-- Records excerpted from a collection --
________________________________________
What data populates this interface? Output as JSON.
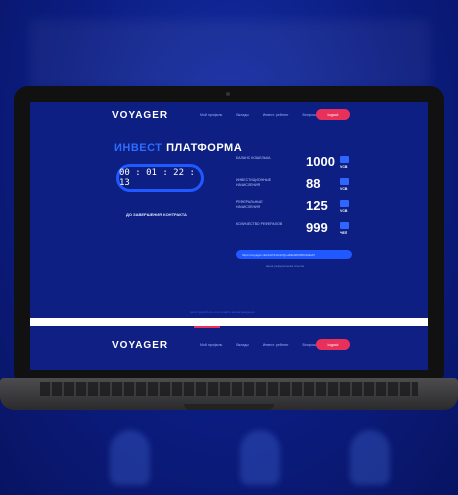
{
  "nav": {
    "logo": "VOYAGER",
    "links": [
      "Мой профиль",
      "Вклады",
      "Инвест. рейтинг",
      "Вопросы и ответы"
    ],
    "logout": "logout"
  },
  "hero": {
    "title_accent": "ИНВЕСТ",
    "title_rest": "ПЛАТФОРМА",
    "timer": "00 : 01 : 22 : 13",
    "timer_caption": "ДО ЗАВЕРШЕНИЯ КОНТРАКТА"
  },
  "stats": [
    {
      "label": "БАЛАНС КОШЕЛЬКА",
      "value": "1000",
      "unit": "VCB"
    },
    {
      "label": "ИНВЕСТИЦИОННЫЕ НАЧИСЛЕНИЯ",
      "value": "88",
      "unit": "VCB"
    },
    {
      "label": "РЕФЕРАЛЬНЫЕ НАЧИСЛЕНИЯ",
      "value": "125",
      "unit": "VCB"
    },
    {
      "label": "КОЛИЧЕСТВО РЕФЕРАЛОВ",
      "value": "999",
      "unit": "ЧЕЛ"
    }
  ],
  "referral": {
    "url": "https://voyager.club/ref/rFHc22Qou2fEd2030f9c3d4e6f",
    "note": "ваша реферальная ссылка"
  },
  "footer": {
    "text": "регистрируйтесь и получайте вознаграждения"
  }
}
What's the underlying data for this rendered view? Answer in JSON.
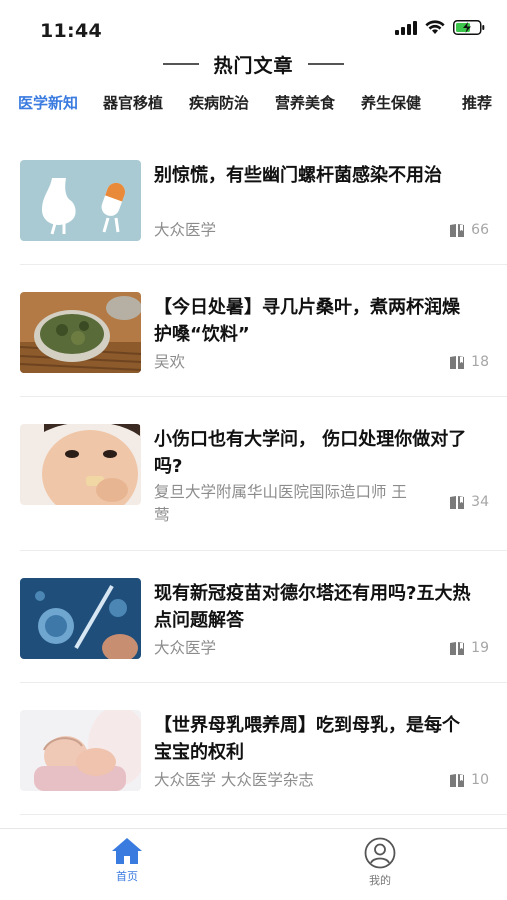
{
  "status_bar": {
    "time": "11:44"
  },
  "header": {
    "title": "热门文章"
  },
  "tabs": [
    {
      "label": "医学新知",
      "active": true
    },
    {
      "label": "器官移植",
      "active": false
    },
    {
      "label": "疾病防治",
      "active": false
    },
    {
      "label": "营养美食",
      "active": false
    },
    {
      "label": "养生保健",
      "active": false
    },
    {
      "label": "推荐",
      "active": false
    }
  ],
  "articles": [
    {
      "title": "别惊慌，有些幽门螺杆菌感染不用治",
      "source": "大众医学",
      "count": "66",
      "thumb": "stomach-pill-illustration"
    },
    {
      "title": "【今日处暑】寻几片桑叶，煮两杯润燥护嗓“饮料”",
      "source": "吴欢",
      "count": "18",
      "thumb": "mulberry-leaf-tea-photo"
    },
    {
      "title": "小伤口也有大学问， 伤口处理你做对了吗?",
      "source": "复旦大学附属华山医院国际造口师 王 莺",
      "count": "34",
      "thumb": "child-bandage-photo"
    },
    {
      "title": "现有新冠疫苗对德尔塔还有用吗?五大热点问题解答",
      "source": "大众医学",
      "count": "19",
      "thumb": "virus-vaccine-photo"
    },
    {
      "title": "【世界母乳喂养周】吃到母乳，是每个宝宝的权利",
      "source": "大众医学 大众医学杂志",
      "count": "10",
      "thumb": "breastfeeding-baby-photo"
    }
  ],
  "bottom_nav": [
    {
      "label": "首页",
      "icon": "home-icon",
      "active": true
    },
    {
      "label": "我的",
      "icon": "user-icon",
      "active": false
    }
  ],
  "colors": {
    "accent": "#3a7be0",
    "text": "#111111",
    "muted": "#8c8c8c",
    "divider": "#ececec"
  }
}
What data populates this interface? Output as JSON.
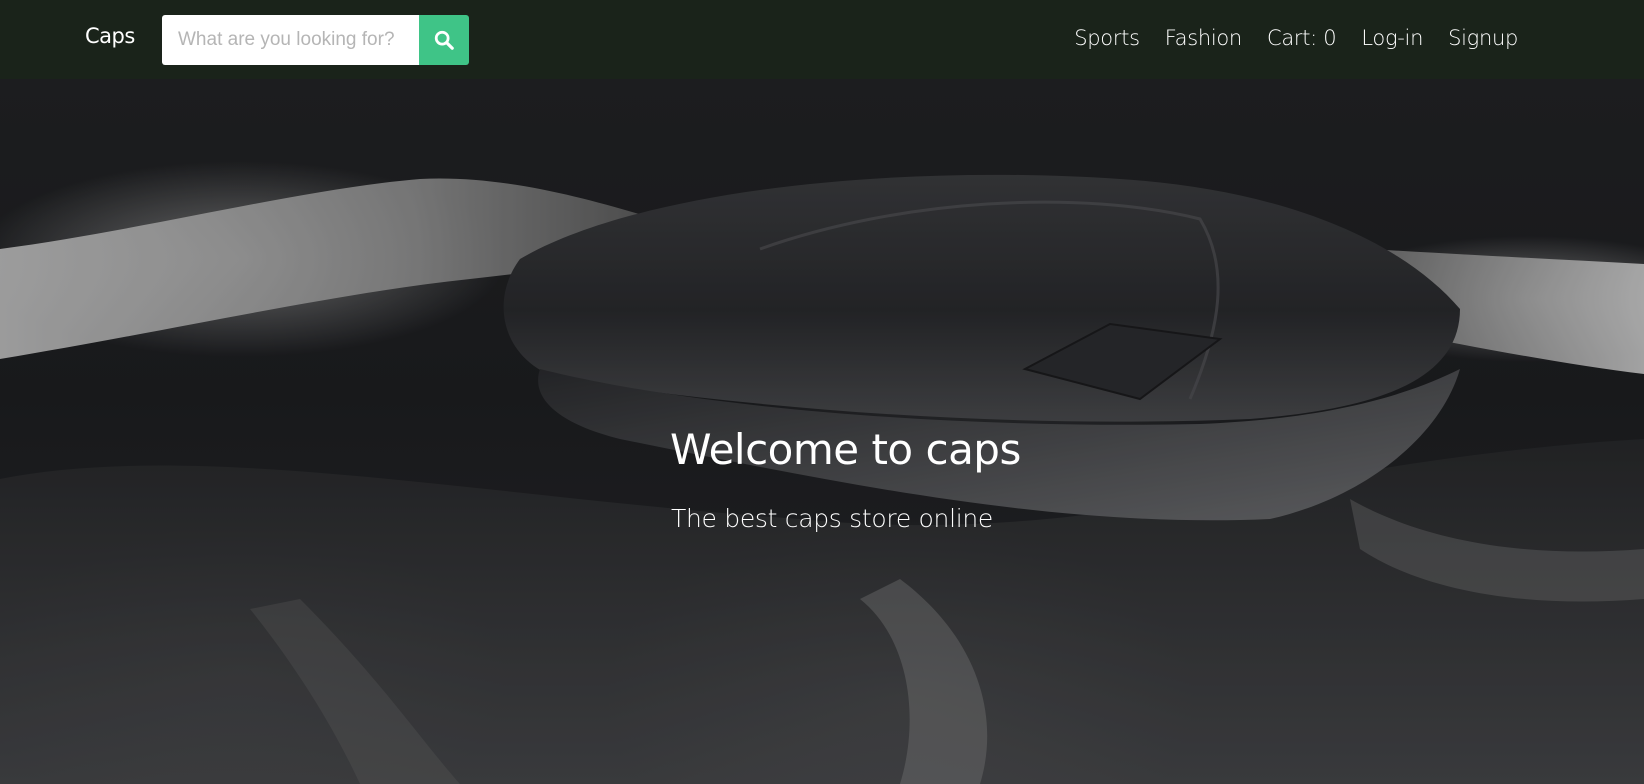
{
  "navbar": {
    "brand": "Caps",
    "search": {
      "placeholder": "What are you looking for?",
      "value": "",
      "button_icon": "search-icon"
    },
    "links": [
      {
        "label": "Sports"
      },
      {
        "label": "Fashion"
      },
      {
        "label": "Cart: 0"
      },
      {
        "label": "Log-in"
      },
      {
        "label": "Signup"
      }
    ]
  },
  "hero": {
    "title": "Welcome to caps",
    "subtitle": "The best caps store online",
    "image": "black-and-white-photo-of-person-holding-cap"
  },
  "colors": {
    "navbar_bg": "#1a231a",
    "accent": "#3fc487",
    "text": "#ffffff"
  }
}
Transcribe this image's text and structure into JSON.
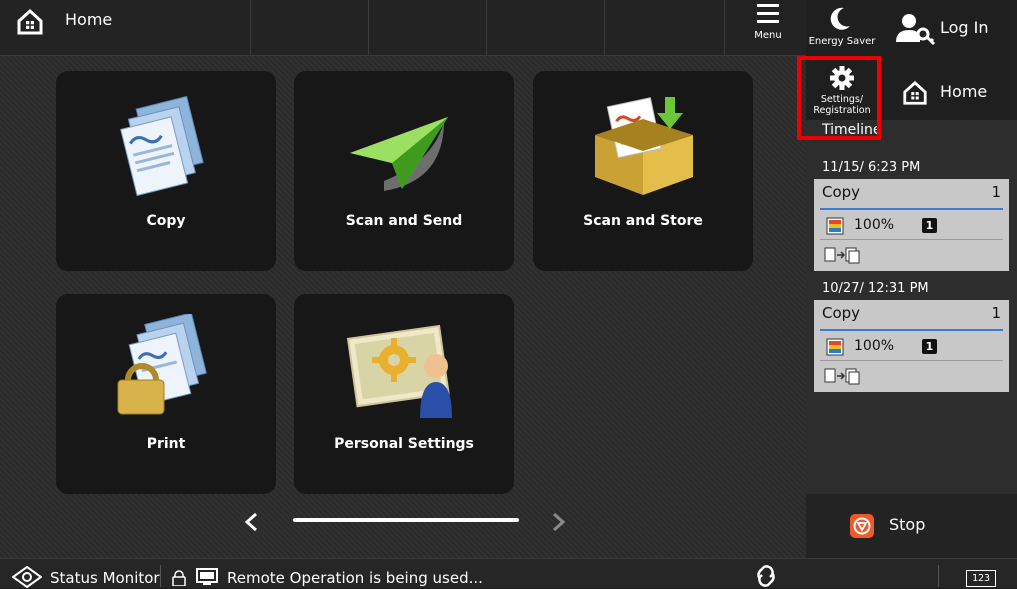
{
  "top": {
    "home_label": "Home",
    "menu_label": "Menu"
  },
  "tiles": [
    {
      "label": "Copy",
      "icon": "copy-icon"
    },
    {
      "label": "Scan and Send",
      "icon": "paper-plane-icon"
    },
    {
      "label": "Scan and Store",
      "icon": "box-icon"
    },
    {
      "label": "Print",
      "icon": "print-lock-icon"
    },
    {
      "label": "Personal Settings",
      "icon": "personal-settings-icon"
    }
  ],
  "side": {
    "energy_saver": "Energy Saver",
    "login": "Log In",
    "settings_line1": "Settings/",
    "settings_line2": "Registration",
    "home": "Home",
    "timeline": "Timeline",
    "jobs": [
      {
        "date": "11/15/ 6:23 PM",
        "name": "Copy",
        "count": "1",
        "percent": "100%",
        "copies_badge": "1"
      },
      {
        "date": "10/27/ 12:31 PM",
        "name": "Copy",
        "count": "1",
        "percent": "100%",
        "copies_badge": "1"
      }
    ],
    "stop": "Stop"
  },
  "status": {
    "monitor": "Status Monitor",
    "remote": "Remote Operation is being used...",
    "keypad": "123"
  },
  "colors": {
    "accent_blue": "#3a7bd5",
    "highlight_red": "#e00000",
    "stop_orange": "#ef5a2a"
  }
}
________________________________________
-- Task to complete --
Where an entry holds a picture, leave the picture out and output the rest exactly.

-- Output --
What data populates this interface? Output as JSON.
{
  "nav": {
    "logo": "VOYAGER",
    "links": [
      "Мой профиль",
      "Вклады",
      "Инвест. рейтинг",
      "Вопросы и ответы"
    ],
    "logout": "logout"
  },
  "hero": {
    "title_accent": "ИНВЕСТ",
    "title_rest": "ПЛАТФОРМА",
    "timer": "00 : 01 : 22 : 13",
    "timer_caption": "ДО ЗАВЕРШЕНИЯ КОНТРАКТА"
  },
  "stats": [
    {
      "label": "БАЛАНС КОШЕЛЬКА",
      "value": "1000",
      "unit": "VCB"
    },
    {
      "label": "ИНВЕСТИЦИОННЫЕ НАЧИСЛЕНИЯ",
      "value": "88",
      "unit": "VCB"
    },
    {
      "label": "РЕФЕРАЛЬНЫЕ НАЧИСЛЕНИЯ",
      "value": "125",
      "unit": "VCB"
    },
    {
      "label": "КОЛИЧЕСТВО РЕФЕРАЛОВ",
      "value": "999",
      "unit": "ЧЕЛ"
    }
  ],
  "referral": {
    "url": "https://voyager.club/ref/rFHc22Qou2fEd2030f9c3d4e6f",
    "note": "ваша реферальная ссылка"
  },
  "footer": {
    "text": "регистрируйтесь и получайте вознаграждения"
  }
}
What's the underlying data for this rendered view? Answer in JSON.
{
  "status_bar": {
    "time": "11:44"
  },
  "header": {
    "title": "热门文章"
  },
  "tabs": [
    {
      "label": "医学新知",
      "active": true
    },
    {
      "label": "器官移植",
      "active": false
    },
    {
      "label": "疾病防治",
      "active": false
    },
    {
      "label": "营养美食",
      "active": false
    },
    {
      "label": "养生保健",
      "active": false
    },
    {
      "label": "推荐",
      "active": false
    }
  ],
  "articles": [
    {
      "title": "别惊慌，有些幽门螺杆菌感染不用治",
      "source": "大众医学",
      "count": "66",
      "thumb": "stomach-pill-illustration"
    },
    {
      "title": "【今日处暑】寻几片桑叶，煮两杯润燥护嗓“饮料”",
      "source": "吴欢",
      "count": "18",
      "thumb": "mulberry-leaf-tea-photo"
    },
    {
      "title": "小伤口也有大学问， 伤口处理你做对了吗?",
      "source": "复旦大学附属华山医院国际造口师 王 莺",
      "count": "34",
      "thumb": "child-bandage-photo"
    },
    {
      "title": "现有新冠疫苗对德尔塔还有用吗?五大热点问题解答",
      "source": "大众医学",
      "count": "19",
      "thumb": "virus-vaccine-photo"
    },
    {
      "title": "【世界母乳喂养周】吃到母乳，是每个宝宝的权利",
      "source": "大众医学 大众医学杂志",
      "count": "10",
      "thumb": "breastfeeding-baby-photo"
    }
  ],
  "bottom_nav": [
    {
      "label": "首页",
      "icon": "home-icon",
      "active": true
    },
    {
      "label": "我的",
      "icon": "user-icon",
      "active": false
    }
  ],
  "colors": {
    "accent": "#3a7be0",
    "text": "#111111",
    "muted": "#8c8c8c",
    "divider": "#ececec"
  }
}
What data populates this interface? Output as JSON.
{
  "navbar": {
    "brand": "Caps",
    "search": {
      "placeholder": "What are you looking for?",
      "value": "",
      "button_icon": "search-icon"
    },
    "links": [
      {
        "label": "Sports"
      },
      {
        "label": "Fashion"
      },
      {
        "label": "Cart: 0"
      },
      {
        "label": "Log-in"
      },
      {
        "label": "Signup"
      }
    ]
  },
  "hero": {
    "title": "Welcome to caps",
    "subtitle": "The best caps store online",
    "image": "black-and-white-photo-of-person-holding-cap"
  },
  "colors": {
    "navbar_bg": "#1a231a",
    "accent": "#3fc487",
    "text": "#ffffff"
  }
}
Transcribe this image's text and structure into JSON.
{
  "top": {
    "home_label": "Home",
    "menu_label": "Menu"
  },
  "tiles": [
    {
      "label": "Copy",
      "icon": "copy-icon"
    },
    {
      "label": "Scan and Send",
      "icon": "paper-plane-icon"
    },
    {
      "label": "Scan and Store",
      "icon": "box-icon"
    },
    {
      "label": "Print",
      "icon": "print-lock-icon"
    },
    {
      "label": "Personal Settings",
      "icon": "personal-settings-icon"
    }
  ],
  "side": {
    "energy_saver": "Energy Saver",
    "login": "Log In",
    "settings_line1": "Settings/",
    "settings_line2": "Registration",
    "home": "Home",
    "timeline": "Timeline",
    "jobs": [
      {
        "date": "11/15/ 6:23 PM",
        "name": "Copy",
        "count": "1",
        "percent": "100%",
        "copies_badge": "1"
      },
      {
        "date": "10/27/ 12:31 PM",
        "name": "Copy",
        "count": "1",
        "percent": "100%",
        "copies_badge": "1"
      }
    ],
    "stop": "Stop"
  },
  "status": {
    "monitor": "Status Monitor",
    "remote": "Remote Operation is being used...",
    "keypad": "123"
  },
  "colors": {
    "accent_blue": "#3a7bd5",
    "highlight_red": "#e00000",
    "stop_orange": "#ef5a2a"
  }
}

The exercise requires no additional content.